My legislation attempts to restore a “level playing field” in the eye care industry, and ensure both patient freedom of choice when selecting a provider and providers’ freedom of choice to choose materials, fabrication and source of products and a uniform provider contract to allow a fair and equitable provider reimbursement.

The bill I am introducing will be similar to SB 978 of last session but changes made in the Senate Banking & Insurance Committee will be incorporated. Specifically, the legislation will:
  • Prohibit vision benefit plans in their provider contracts, from setting fees for non-covered vision services.
  • Require vision benefit plans to provide uniformity among providers in reimbursements for covered and non-covered services.
  • Prohibit vision benefit plans from limiting the eye care provider's choice of sources and suppliers of services or materials or the use of optical laboratories.
  • Stipulate that any changes in reimbursement rates must be agreed upon in writing by the eye care provider.
  • Prohibit insurance plans from requiring an eye care provider to participate in any other of the insurer's plans.
  • Prohibit insurance plans or programs from direct marketing their own eye care services to enrollees.
  • Make it an unfair method of competition and unfair deceptive act or practice under the Unfair Insurance Practices Act (Act 205 of 1974) if an insurer or a vision care plan violates the bill’s provisions with frequency sufficient to constitute a general business practice.

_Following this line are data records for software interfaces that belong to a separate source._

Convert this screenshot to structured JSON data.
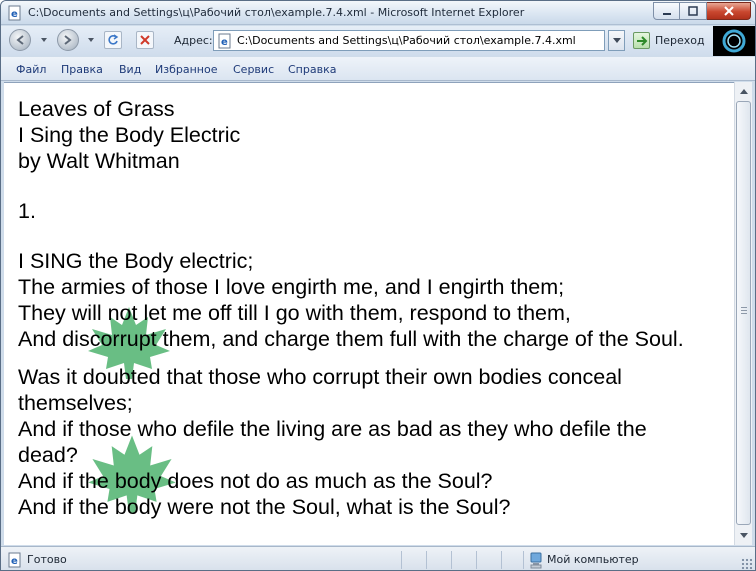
{
  "window": {
    "title": "C:\\Documents and Settings\\ц\\Рабочий стол\\example.7.4.xml - Microsoft Internet Explorer"
  },
  "toolbar": {
    "address_label": "Адрес:",
    "address_value": "C:\\Documents and Settings\\ц\\Рабочий стол\\example.7.4.xml",
    "go_label": "Переход"
  },
  "menu": {
    "items": [
      "Файл",
      "Правка",
      "Вид",
      "Избранное",
      "Сервис",
      "Справка"
    ]
  },
  "document": {
    "header": [
      "Leaves of Grass",
      "I Sing the Body Electric",
      "by Walt Whitman"
    ],
    "section_number": "1.",
    "stanza1": [
      "I SING the Body electric;",
      "The armies of those I love engirth me, and I engirth them;",
      "They will not let me off till I go with them, respond to them,",
      "And discorrupt them, and charge them full with the charge of the Soul."
    ],
    "stanza2": [
      "Was it doubted that those who corrupt their own bodies conceal themselves;",
      "And if those who defile the living are as bad as they who defile the dead?",
      "And if the body does not do as much as the Soul?",
      "And if the body were not the Soul, what is the Soul?"
    ]
  },
  "statusbar": {
    "status_text": "Готово",
    "zone_text": "Мой компьютер"
  },
  "colors": {
    "leaf": "#5cb87a",
    "menu_text": "#1e3a78"
  }
}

Co-sponsors of SB 978 were Senators Scarnati, Folmer, Rafferty, Gordner, Vogel, Boscola, McGarrigle, Yudichak, Brooks, Hutchinson, Sabatina, Stefano, White, Schwank, Leach, McIlhinney, and Corman.

Introduced as SB257